“I wish you could’ve seen it when it was booming,” said Areness Freeman, looking out at the empty parking lot at Kingsley Square.
In her four years working as the photography supervisor at Eckerd’s, Freeman has seen many businesses come and go at the retail center at Skillman and Kingsley. But after Whole Foods closed in 2002, she saw the bulk of those businesses close up shop, leaving the 139,000-square-foot shopping center mostly vacant.
But Freeman, along with the few remaining tenants, is now anxiously awaiting the center’s revival, set in motion by Charter Holdings, which purchased the property in June with plans to revitalize the 20-year-old shopping area.
“I’m hoping they do something spectacular,” said Freeman. “Lord knows we need it.”
She’s not the only one with that hope. Terri Woods, president of Lake Highlands Area Improvement Association, has been pushing for the re-animation of that center for years, especially with businesses that are geared toward the needs and wants of our neighborhood.
“We’re hoping that the strip will have two to three nice restaurants and a couple of boutique-type stores,” she says. “We really have a need for more upscale retailers. And I’m hoping there won’t be any discount or dollar stores put in.”
City Councilman Bill Blaydes says Kingsley Square’s changes are a starting point for several upcoming developments in Lake Highlands that should positively impact retail in the area. Blaydes says he is working on a proposal for a Lake Highlands town center across the street from Kingsley Square, which could center on a new DART light-rail station.
Although DART has had a Lake Highlands station in mind since the entity began planning the northeast line back in the ’90s, lack of community support has kept any project from moving forward.
“It has been on the backburner, but now developers have re-ignited interest, and we want to actively participate in all the planning,” says DART’s Mike Miles, explaining that several members of DART staff have been included in meetings with the developers. Nothing has been decided at this point, says Miles, a neighborhood resident.
“Negotiations are still underway,” Blaydes says, “but it’s going to be a great asset to that northwest corner. And it’s another re-use of land that will benefit the entire neighborhood.”
So far, details of Kingsley Square’s future retail makeup also remain unclear. Charter Holdings hasn’t signed any new leases, although vice president Phil Schevle says the company is looking for a good mix of tenants to complement Mi Cocina, which has done well despite the center’s circumstances.
“Mi Cocina is definitely the anchor,” Schevle says. “Whatever we do, Mi Cocina will be the anchor for the rest of the center.”

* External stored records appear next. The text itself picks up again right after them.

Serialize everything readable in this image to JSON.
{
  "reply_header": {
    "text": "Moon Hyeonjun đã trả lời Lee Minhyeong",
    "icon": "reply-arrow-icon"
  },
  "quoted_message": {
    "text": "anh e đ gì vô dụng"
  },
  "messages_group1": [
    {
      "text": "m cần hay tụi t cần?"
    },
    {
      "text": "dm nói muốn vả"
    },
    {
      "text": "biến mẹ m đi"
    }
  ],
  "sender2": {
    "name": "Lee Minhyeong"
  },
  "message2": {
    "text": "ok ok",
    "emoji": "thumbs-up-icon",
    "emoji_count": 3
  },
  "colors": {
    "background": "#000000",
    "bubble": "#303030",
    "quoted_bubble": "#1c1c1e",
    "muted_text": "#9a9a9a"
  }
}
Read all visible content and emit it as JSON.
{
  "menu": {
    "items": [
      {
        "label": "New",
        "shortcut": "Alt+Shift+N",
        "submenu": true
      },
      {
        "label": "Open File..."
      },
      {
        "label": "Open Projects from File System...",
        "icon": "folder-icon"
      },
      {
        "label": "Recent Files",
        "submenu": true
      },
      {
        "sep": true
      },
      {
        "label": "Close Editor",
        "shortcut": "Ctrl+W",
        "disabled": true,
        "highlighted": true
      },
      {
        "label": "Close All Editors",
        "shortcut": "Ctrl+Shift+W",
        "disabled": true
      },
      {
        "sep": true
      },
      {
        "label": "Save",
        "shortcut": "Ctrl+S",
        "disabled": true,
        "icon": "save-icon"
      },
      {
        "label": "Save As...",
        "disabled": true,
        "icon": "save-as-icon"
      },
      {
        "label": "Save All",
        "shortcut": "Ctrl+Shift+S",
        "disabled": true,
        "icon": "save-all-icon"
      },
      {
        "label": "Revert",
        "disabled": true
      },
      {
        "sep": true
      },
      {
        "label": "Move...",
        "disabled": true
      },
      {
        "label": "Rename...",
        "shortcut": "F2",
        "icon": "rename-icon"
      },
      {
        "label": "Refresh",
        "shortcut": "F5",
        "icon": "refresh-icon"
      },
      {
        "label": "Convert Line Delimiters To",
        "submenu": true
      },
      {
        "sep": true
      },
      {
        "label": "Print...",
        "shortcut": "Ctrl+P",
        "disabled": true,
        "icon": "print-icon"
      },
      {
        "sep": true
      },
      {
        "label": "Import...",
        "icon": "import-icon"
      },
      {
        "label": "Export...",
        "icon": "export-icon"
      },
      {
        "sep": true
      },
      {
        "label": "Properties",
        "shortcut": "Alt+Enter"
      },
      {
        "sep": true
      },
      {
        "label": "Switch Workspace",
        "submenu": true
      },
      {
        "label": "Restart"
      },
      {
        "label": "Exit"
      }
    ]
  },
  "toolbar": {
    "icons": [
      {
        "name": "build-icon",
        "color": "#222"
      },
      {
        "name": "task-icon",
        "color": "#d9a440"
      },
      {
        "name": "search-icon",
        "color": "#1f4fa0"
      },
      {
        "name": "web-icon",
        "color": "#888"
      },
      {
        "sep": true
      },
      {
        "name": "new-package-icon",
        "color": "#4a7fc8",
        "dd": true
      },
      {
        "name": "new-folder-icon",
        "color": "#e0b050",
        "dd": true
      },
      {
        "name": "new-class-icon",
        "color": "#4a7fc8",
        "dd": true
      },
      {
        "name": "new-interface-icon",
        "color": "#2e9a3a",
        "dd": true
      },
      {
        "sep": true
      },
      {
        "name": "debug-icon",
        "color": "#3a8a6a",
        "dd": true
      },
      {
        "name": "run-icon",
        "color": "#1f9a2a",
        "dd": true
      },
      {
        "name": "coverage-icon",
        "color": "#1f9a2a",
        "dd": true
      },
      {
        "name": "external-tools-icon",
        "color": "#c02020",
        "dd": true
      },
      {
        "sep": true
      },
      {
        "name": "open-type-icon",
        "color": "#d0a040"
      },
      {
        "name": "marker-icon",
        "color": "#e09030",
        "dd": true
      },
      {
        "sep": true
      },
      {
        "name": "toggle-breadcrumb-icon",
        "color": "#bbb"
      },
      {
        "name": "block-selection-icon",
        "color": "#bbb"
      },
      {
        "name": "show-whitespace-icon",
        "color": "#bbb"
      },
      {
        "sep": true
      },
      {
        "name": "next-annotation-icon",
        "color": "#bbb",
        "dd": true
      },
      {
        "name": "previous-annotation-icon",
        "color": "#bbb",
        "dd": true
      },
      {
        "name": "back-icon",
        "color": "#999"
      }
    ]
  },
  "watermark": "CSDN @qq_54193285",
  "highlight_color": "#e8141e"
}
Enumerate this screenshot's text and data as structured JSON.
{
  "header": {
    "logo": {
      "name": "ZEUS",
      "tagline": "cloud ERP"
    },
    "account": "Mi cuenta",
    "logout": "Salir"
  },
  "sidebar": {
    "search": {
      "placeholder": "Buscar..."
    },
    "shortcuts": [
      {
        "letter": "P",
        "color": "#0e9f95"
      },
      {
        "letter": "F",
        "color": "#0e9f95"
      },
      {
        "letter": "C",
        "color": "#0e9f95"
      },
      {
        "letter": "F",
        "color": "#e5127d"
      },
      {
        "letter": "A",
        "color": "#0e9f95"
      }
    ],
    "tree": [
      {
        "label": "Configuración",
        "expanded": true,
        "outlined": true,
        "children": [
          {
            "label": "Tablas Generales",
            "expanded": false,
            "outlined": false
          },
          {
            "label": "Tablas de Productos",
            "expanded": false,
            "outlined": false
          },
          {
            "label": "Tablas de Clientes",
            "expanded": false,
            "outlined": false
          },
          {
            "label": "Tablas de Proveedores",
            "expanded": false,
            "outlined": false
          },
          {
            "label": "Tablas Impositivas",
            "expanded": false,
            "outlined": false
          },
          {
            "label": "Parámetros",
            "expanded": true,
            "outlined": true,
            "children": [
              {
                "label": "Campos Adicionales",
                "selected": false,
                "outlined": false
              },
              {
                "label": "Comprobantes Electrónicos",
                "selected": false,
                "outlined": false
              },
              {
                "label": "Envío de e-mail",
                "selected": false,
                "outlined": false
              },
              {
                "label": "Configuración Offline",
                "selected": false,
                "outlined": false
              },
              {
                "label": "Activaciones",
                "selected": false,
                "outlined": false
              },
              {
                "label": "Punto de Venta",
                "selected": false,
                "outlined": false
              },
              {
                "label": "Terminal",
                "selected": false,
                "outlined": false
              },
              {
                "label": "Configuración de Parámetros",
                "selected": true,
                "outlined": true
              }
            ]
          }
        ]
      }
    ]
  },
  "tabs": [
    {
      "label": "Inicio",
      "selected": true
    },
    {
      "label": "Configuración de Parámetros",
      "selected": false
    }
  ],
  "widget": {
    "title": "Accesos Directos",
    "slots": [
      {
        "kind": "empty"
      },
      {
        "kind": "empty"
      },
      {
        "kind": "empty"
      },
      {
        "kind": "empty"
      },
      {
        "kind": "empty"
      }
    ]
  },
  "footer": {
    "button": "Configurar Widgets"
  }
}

Although no plans have been finalized, Schevle says his company hopes to locate a second restaurant in the center that is locally owned and family-oriented. The center owners also would like to see some type of coffee shop, along with higher-end retail, he says.
According to preliminary plans, a portion of the center’s northwest corner (the part that makes the L-shape) will be torn down to open the space up and grant easier access to a rear parking lot that hasn’t been used before.
Schevle also says Mi Cocina might move to the northeast corner in the old bank building, which would allow the restaurant to have an outdoor dining area as well as additional space. He wouldn’t confirm what would move into Mi Cocina’s old space, but did say he is working with CVS Pharmacy (a national chain that recently bought Eckerd’s).
Architect Jeff Good has been working on the site plans for the center. He says tearing down the inside corner will allow that space to be better utilized, and it will keep that portion of the center from being hidden from the street. He also hopes to put in additional storefronts.
“The site plan is pretty set as far as demolition, but the owners are still actively leasing, so that may lead to some changes,” he says, adding that better lighting would be installed in the parking lot and in the buildings. Other plans call for increasing the height and changing the color of the tenant signs, and adding taller, tower-like elements to the corners of the center. Work on the structure will start once the architectural plans are finalized, which the owners expect will happen in the next couple of months.
“If this goes through as proposed, it will provide a huge economic boost to the area, not to mention a great re-use of old property,” Blaydes says.
“Anytime you see a re-use of property that has seen better days with something new and clean – new store fronts – the community appreciates the efforts being made.”